The Man Who Was Ahead Of His Time
Ask chess players about the period known as romantic chess and they will probably mention the names of La Bourdonnais, Anderssen and Morphy. Indeed, all three of them were called unofficial world champions of their time.
It also helps that they played the sparkling games engraved in the chess history books.
These games even have their own nicknames: Immortal Game, Evergreen Game, Opera Game. And who could forget the famous Black pawn trio on the second rank?
It is a shame that most modern chess players may have forgotten about Howard Staunton.
Staunton via Wikipedia.
For many years, my whole knowledge about him could be summarized in three lines:
- He was one of the best players in the world
- He skillfully avoided a match vs. Morphy despite numerous challenges from the great American player.
- Some openings and the famous chess set were named after him.
It didn't help that I never saw any books about this great player and I don't even know if such a book exists. But throughout my career, working on different chess topics, I couldn't help but notice many remarkable games played by Staunton.
Moreover, I think that Staunton influenced modern chess probably more than any other chess player from the period of chess romanticism. The sheer fact that pretty much all modern top events use the famous Staunton chess set is already big evidence in favor of this claim.
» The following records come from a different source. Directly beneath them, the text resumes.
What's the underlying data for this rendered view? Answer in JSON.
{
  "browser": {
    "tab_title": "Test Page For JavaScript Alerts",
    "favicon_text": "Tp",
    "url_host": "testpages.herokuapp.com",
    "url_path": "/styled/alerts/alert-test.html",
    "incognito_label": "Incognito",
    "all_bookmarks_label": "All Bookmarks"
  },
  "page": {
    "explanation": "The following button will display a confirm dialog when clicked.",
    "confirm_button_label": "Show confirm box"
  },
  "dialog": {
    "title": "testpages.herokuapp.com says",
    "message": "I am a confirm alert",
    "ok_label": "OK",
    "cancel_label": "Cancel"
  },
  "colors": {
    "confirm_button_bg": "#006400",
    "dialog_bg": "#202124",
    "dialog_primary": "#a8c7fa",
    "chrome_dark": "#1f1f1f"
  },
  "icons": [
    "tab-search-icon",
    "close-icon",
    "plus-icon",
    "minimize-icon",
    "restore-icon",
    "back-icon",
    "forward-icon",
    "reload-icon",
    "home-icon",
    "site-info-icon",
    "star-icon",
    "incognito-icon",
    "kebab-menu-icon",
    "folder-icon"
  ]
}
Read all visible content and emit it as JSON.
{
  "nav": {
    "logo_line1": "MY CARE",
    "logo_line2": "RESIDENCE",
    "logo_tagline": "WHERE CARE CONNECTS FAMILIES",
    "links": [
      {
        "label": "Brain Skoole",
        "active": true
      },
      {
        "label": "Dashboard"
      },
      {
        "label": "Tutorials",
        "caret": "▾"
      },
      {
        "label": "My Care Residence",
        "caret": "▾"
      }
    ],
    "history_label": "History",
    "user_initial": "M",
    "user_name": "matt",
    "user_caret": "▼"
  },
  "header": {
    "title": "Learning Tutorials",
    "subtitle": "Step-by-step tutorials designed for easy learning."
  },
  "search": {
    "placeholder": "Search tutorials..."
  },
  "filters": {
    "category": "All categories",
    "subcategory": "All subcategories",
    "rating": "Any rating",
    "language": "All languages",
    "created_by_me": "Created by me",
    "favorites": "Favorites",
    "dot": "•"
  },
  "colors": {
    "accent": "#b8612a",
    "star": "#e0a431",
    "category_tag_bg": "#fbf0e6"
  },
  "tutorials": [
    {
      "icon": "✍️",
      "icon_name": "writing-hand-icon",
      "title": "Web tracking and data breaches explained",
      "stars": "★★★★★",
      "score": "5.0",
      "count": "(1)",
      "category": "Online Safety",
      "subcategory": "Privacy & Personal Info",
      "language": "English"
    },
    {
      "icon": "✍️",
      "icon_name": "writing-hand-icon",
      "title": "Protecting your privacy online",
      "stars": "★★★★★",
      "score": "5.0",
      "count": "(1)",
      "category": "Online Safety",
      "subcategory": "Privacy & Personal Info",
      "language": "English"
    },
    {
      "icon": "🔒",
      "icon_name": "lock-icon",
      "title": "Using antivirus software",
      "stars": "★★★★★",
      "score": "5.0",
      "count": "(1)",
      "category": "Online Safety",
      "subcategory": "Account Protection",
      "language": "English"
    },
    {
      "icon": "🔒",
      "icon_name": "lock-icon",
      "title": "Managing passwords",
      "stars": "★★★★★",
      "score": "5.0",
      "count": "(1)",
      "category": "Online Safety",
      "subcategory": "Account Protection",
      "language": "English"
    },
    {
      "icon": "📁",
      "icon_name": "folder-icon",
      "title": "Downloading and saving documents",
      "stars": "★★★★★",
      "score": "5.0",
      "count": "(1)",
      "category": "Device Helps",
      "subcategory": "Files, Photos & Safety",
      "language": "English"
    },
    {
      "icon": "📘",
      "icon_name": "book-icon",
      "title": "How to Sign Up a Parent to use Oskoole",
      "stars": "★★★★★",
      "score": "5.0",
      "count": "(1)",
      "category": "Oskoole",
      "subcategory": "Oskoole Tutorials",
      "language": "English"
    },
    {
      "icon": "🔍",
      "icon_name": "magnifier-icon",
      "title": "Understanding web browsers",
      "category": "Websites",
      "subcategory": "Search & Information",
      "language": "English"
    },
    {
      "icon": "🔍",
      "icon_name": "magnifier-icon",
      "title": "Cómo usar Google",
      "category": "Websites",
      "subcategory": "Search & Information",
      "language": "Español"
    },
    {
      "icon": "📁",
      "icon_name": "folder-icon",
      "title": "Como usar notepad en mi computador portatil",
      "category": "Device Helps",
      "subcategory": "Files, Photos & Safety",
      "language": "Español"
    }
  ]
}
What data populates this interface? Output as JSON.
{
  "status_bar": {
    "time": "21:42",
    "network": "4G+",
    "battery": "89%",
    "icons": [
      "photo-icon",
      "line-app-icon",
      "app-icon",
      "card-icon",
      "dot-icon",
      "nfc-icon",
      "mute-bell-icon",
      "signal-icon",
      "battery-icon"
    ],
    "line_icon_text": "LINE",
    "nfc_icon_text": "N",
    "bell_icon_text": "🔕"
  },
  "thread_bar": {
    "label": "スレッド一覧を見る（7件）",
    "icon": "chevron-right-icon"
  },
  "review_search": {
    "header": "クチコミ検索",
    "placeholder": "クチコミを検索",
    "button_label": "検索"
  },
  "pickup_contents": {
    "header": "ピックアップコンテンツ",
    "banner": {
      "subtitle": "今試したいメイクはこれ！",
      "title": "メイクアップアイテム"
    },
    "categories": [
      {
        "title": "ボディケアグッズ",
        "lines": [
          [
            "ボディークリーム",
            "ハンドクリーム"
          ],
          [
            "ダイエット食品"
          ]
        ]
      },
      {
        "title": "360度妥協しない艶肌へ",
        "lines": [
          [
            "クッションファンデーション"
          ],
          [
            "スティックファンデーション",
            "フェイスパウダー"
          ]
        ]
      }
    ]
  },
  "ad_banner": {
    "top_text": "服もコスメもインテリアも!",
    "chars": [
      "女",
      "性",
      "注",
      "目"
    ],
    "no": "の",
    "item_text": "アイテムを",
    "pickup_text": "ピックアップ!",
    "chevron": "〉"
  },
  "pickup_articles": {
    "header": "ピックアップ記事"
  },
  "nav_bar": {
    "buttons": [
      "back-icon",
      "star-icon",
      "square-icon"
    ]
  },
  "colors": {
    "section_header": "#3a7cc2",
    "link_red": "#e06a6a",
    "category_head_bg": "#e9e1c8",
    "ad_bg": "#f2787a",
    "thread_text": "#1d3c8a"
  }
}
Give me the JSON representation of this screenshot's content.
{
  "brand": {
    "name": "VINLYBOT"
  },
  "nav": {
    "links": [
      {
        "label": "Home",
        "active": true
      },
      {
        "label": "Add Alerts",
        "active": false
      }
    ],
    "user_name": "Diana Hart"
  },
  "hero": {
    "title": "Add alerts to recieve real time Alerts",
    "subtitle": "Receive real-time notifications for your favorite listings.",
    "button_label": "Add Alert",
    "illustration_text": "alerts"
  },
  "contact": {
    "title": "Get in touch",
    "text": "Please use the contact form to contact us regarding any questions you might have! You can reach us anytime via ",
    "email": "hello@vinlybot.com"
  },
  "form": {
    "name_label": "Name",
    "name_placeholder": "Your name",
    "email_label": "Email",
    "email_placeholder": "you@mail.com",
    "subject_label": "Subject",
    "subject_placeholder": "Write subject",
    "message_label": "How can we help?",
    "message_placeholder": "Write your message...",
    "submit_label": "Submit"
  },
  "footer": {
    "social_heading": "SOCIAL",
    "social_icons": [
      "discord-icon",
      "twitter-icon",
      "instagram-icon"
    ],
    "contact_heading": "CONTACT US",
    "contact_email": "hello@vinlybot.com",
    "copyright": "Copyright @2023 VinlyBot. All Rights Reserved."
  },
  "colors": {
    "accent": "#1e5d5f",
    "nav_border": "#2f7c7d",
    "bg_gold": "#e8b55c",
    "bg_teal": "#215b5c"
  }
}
Since I am not a chess historian, it is difficult for me to say for sure if Staunton was indeed the best player in the world before Morphy and if he indeed deliberately dodged the match vs. Morphy. Instead I want to talk about Staunton's chess heritage.
At least three opening lines are named after the great Englishman:
Staunton's Opening (known these days as Ponziani Opening):
While the English is one of the most popular modern openings (O.K., I am very biased here since for at least 10 years of my chess career I opened every single game with White by pushing the -c-pawn), the Staunton Gambit and the Ponziani Opening never became really popular.
The fact that Magnus Carlsen played the Ponziani once as a surprise weapon only underlines this fact.
It is Staunton's middlegame ideas that made him one of the best players of his time. Almost all leading chess players of that time played so-called "romantic chess," which according to Wikipedia "was characterized by swashbuckling attacks, clever combinations, brash piece sacrifices and dynamic games. Winning was secondary to winning with style. These games were focused more on artistic expression, rather than technical mastery or long-term planning."
Of course, Staunton could play this kind of chess pretty well:
The game is full of mistakes, but remember, "Winning was secondary to winning with style!"
The following game is much better quality-wise. Also it is a harbinger of two similar gems.
In all three games White sacrificed his queen by playing exf6, and each time the sacrifice was more complex compared to its predecessors!
Try your attacking skills! Can you find the way Howard Staunton checkmated his opponents in the following games?
So far it might look like Staunton was just a typical player of 19th century, and you are probably wondering how was he ahead of his time? We'll discuss that in the next installment of this column.